Django Django’s follow up to their widely acclaimed self-titled 2012 debut album is nothing close to disappointing. If anything, ‘Born Under Saturn’ is more of a reflection of their true self than the first. This does not necessarily mean that it is better – because they differ in many aspects – but it is definitely catchier and more imaginative.
Released on 4 May 2015, it was well received by fans and critics alike and has been generating considerable talking points ever since. The album is structured like a nonconformist’s playlist – in a good way – with genres, beats and styles crisscrossing to treat our ears to a completely new experience. It is a harmonious ensemble of different cultures of music backed by sheer raw energy.
Vincent Neff seems to have been put on a strict diet of brimstone in the past three years because he is on fire. His vocals are stronger than ever and his almost lack of inflection gives the album a sort of relaxed, no urgency feel.
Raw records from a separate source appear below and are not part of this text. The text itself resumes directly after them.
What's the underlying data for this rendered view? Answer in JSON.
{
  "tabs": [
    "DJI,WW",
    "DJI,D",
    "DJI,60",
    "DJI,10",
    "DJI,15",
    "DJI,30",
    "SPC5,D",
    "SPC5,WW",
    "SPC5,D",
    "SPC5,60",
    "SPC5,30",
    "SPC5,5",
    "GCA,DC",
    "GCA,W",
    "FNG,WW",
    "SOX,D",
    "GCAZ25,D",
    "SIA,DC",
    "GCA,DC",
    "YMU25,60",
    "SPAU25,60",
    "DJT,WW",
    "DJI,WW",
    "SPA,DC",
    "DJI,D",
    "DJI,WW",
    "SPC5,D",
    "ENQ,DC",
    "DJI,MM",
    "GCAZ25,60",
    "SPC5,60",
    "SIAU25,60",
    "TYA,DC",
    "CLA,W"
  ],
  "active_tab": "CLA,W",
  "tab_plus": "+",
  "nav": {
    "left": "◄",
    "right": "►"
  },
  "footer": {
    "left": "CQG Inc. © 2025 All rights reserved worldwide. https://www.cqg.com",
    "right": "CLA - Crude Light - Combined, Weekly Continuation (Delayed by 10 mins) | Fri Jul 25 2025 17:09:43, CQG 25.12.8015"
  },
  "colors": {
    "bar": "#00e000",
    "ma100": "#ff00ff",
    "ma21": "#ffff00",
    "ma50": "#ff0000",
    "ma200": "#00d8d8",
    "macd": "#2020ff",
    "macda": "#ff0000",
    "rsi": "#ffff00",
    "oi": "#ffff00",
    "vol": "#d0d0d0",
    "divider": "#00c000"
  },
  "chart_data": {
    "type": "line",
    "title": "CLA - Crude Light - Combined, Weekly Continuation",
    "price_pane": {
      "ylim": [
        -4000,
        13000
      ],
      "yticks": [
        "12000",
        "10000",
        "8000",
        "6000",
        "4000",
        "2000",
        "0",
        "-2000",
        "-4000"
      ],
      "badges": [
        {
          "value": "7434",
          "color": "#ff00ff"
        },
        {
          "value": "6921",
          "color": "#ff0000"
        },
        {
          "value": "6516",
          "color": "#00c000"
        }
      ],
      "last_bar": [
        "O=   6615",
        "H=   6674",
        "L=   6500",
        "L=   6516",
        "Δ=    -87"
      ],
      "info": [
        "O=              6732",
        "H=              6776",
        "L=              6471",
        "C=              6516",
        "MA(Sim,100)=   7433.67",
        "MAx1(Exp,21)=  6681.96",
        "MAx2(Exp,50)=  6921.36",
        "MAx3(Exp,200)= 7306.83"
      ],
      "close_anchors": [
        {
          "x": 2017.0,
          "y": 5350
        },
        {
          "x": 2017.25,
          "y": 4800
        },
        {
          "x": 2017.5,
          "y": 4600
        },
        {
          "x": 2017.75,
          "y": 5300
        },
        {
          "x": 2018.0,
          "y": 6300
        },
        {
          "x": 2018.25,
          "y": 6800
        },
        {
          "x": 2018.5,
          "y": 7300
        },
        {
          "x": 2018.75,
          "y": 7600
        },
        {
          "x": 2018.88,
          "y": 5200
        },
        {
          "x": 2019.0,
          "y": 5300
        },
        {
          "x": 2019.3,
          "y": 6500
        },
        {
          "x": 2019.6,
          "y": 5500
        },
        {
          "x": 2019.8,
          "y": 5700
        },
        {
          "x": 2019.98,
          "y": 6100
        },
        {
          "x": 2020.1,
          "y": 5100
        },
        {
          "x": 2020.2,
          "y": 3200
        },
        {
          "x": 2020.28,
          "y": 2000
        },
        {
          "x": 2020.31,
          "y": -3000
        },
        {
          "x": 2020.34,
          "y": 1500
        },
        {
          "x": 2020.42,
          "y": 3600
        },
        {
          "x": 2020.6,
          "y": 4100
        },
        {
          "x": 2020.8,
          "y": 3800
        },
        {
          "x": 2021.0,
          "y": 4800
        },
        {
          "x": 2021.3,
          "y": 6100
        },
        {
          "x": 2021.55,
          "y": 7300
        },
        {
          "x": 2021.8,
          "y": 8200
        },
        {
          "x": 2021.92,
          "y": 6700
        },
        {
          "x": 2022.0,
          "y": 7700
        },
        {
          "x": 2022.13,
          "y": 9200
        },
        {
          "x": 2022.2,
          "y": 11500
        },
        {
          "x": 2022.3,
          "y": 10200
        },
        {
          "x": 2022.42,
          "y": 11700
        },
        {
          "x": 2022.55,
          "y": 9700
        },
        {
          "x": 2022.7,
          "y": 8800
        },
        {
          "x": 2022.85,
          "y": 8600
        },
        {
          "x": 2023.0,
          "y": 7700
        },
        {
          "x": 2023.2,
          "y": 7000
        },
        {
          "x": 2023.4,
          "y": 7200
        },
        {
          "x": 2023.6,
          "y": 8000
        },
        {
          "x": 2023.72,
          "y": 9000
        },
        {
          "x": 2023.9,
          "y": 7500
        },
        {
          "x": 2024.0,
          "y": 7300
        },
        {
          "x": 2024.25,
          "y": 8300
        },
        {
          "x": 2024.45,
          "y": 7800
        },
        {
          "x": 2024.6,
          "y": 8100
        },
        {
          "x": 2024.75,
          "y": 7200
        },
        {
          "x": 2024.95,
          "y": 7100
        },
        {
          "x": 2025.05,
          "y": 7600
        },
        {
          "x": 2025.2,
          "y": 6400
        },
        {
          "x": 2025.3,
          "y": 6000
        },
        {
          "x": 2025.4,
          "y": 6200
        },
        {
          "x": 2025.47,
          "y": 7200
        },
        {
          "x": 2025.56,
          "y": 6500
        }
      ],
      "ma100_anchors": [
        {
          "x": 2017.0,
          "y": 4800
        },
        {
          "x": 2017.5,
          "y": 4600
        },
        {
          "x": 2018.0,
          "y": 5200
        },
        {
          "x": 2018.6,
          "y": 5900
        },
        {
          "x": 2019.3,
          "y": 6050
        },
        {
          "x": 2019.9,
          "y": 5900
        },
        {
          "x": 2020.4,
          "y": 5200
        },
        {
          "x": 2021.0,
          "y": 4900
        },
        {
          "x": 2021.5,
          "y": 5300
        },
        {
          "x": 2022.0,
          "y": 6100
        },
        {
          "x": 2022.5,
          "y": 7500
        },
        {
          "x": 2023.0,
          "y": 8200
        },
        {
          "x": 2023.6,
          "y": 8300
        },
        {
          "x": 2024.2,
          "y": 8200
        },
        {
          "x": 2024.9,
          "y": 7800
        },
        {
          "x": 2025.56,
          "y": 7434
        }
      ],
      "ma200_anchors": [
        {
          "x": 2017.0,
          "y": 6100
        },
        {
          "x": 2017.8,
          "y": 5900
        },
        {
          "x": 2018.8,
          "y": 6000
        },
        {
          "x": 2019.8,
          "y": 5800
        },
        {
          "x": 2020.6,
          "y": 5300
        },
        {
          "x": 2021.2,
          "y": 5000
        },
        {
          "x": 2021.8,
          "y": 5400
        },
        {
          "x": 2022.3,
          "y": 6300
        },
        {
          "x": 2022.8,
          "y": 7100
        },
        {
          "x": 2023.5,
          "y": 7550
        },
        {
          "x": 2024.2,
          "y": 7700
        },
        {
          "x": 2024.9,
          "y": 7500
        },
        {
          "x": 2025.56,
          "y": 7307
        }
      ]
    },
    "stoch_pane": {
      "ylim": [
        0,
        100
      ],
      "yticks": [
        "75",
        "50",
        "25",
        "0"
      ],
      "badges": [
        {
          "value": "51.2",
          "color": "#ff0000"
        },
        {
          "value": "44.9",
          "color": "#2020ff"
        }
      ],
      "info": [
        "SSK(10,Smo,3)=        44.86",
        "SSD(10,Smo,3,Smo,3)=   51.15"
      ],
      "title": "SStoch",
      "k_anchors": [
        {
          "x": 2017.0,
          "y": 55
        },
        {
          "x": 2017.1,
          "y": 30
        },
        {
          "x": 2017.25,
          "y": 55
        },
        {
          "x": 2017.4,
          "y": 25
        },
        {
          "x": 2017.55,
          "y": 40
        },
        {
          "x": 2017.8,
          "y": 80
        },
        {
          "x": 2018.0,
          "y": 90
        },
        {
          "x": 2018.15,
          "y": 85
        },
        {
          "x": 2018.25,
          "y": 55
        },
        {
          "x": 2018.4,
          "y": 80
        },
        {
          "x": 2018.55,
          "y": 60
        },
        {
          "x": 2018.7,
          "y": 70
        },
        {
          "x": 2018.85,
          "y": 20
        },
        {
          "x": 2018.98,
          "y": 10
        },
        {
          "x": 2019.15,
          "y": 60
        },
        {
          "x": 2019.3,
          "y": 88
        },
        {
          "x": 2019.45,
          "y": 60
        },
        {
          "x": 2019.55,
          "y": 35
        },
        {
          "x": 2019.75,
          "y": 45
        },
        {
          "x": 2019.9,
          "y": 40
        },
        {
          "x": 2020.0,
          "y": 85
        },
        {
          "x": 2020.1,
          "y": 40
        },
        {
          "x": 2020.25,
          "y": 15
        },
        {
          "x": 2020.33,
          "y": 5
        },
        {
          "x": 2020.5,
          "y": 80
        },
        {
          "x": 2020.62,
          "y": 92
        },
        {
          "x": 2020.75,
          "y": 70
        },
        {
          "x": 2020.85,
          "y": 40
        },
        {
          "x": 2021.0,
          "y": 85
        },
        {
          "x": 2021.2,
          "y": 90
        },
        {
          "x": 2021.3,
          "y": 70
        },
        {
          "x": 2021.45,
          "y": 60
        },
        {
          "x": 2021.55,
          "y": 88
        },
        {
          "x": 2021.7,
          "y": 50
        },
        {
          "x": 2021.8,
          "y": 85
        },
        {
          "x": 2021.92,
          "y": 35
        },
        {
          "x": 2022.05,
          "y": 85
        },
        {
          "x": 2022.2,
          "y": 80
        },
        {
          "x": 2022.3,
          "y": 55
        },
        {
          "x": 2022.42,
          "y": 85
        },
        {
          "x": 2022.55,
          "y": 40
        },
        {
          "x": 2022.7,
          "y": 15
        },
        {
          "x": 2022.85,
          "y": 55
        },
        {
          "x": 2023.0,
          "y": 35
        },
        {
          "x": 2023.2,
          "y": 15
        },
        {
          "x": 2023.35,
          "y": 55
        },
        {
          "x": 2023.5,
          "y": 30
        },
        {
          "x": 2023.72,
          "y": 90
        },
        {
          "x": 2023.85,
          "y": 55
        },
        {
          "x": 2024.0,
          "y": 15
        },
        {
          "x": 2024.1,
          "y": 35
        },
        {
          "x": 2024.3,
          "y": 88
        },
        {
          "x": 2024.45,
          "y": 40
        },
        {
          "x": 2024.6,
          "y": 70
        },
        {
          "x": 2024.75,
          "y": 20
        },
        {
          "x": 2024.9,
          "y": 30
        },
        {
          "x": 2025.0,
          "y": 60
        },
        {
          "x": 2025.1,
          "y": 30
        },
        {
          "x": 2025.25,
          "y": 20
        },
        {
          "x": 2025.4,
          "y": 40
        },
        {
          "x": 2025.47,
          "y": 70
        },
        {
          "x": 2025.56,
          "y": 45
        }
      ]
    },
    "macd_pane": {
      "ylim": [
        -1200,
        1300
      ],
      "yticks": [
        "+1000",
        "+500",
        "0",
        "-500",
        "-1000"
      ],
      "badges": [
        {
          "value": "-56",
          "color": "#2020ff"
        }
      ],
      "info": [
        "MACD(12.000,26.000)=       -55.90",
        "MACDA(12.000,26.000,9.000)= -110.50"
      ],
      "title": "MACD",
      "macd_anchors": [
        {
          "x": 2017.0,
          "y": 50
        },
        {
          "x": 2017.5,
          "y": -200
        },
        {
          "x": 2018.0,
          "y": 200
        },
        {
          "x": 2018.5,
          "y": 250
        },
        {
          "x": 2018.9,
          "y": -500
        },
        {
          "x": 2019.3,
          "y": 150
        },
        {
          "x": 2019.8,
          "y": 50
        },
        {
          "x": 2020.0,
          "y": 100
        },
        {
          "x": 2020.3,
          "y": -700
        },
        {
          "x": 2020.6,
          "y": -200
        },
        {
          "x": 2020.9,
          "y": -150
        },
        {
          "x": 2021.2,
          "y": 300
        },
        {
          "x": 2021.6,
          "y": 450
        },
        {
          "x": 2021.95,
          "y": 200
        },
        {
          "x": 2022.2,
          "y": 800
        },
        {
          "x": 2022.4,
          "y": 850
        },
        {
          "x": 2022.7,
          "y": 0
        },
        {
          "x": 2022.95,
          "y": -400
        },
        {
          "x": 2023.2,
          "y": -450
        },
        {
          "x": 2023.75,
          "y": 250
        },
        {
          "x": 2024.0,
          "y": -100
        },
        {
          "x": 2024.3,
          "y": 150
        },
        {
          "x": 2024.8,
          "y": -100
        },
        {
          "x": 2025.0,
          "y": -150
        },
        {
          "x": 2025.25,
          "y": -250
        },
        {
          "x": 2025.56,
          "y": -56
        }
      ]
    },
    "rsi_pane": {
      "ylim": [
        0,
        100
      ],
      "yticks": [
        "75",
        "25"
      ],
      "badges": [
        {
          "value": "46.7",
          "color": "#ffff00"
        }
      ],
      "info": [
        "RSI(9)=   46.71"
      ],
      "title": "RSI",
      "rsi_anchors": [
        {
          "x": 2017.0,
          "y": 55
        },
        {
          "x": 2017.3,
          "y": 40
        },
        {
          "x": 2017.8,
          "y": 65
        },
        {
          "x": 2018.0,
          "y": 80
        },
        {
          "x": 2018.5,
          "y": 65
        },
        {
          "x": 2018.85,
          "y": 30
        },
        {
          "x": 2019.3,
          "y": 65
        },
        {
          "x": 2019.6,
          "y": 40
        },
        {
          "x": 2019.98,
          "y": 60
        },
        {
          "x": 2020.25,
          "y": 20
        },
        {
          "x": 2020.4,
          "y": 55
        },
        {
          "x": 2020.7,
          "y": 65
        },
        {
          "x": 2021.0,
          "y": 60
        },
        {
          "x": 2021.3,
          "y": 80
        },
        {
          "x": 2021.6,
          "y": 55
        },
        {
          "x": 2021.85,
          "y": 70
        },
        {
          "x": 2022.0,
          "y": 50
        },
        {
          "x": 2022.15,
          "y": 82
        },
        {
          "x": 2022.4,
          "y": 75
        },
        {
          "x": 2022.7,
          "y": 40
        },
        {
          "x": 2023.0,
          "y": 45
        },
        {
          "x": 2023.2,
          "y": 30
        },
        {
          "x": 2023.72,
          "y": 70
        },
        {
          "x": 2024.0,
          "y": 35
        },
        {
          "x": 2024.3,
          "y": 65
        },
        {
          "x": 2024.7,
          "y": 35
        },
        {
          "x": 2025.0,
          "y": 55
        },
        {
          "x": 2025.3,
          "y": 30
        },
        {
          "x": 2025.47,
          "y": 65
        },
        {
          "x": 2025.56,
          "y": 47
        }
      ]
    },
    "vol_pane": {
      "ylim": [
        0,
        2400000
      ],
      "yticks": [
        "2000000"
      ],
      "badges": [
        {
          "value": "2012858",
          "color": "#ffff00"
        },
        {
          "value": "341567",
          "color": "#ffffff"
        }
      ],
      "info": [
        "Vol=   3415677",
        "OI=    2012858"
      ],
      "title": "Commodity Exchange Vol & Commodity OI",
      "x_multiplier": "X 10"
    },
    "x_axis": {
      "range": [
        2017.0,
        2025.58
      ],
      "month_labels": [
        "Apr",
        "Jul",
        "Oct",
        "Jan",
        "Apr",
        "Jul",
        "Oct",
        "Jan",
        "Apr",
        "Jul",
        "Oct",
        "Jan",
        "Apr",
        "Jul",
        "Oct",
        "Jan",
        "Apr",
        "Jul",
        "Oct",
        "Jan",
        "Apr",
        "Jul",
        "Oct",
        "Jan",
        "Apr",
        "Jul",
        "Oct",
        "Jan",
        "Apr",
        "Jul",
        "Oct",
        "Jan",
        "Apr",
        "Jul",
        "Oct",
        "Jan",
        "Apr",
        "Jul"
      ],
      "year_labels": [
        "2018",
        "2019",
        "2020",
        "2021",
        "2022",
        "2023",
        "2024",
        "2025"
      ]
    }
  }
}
‘First Light’, by far the album’s most applauded song, is eerily captivating with its tingling vocals and a superbly calibrated synth backdrop. ‘Life We Know’ gallops closely on its heels and is a big booster for the album.
The band has made an impressive effort to prevent the adapted tracks from sounding like ripoffs. ‘Giant’ has been slowed down and recreated in a style of their own; quite different from that of Stereolab’s and ‘Shake and Tremble’ has been completely re-purposed to create a totally different identity from ‘Big Boi’s ‘Shutterbuug’. Let us just say that one of their strongest qualities is their knack for originality and diversity.
A certain theme and/or plot is evident as you shuffle through the tracks. There seems to be a desired leitmotif in the LP apparent from the the story lines of a few songs. ‘High Moon’ seems to be about the healing power of the universe and ‘Shot Down’ is about the influences of the universe in our decisions. It may not seem like it to the unobservant eye but ‘Born Under Saturn’ is a very deep and well thought-of LP.
Yes they struggled to pull off a collocation of their heavy British accent with reggae beats in ‘Shot Down’ and ‘Reflections’ but the result was more interesting than boring. Some songs in the album may come out as a little bit weaker but there is not one bad song in the LP. In the least, the worst tracks are fine.
The London-based Scottish quartet seems to have done their homework on this one but they would have achieved more punch if they had cut a good ten minutes from their fifty four minute album. All in all, its a wise buy and a fun listen.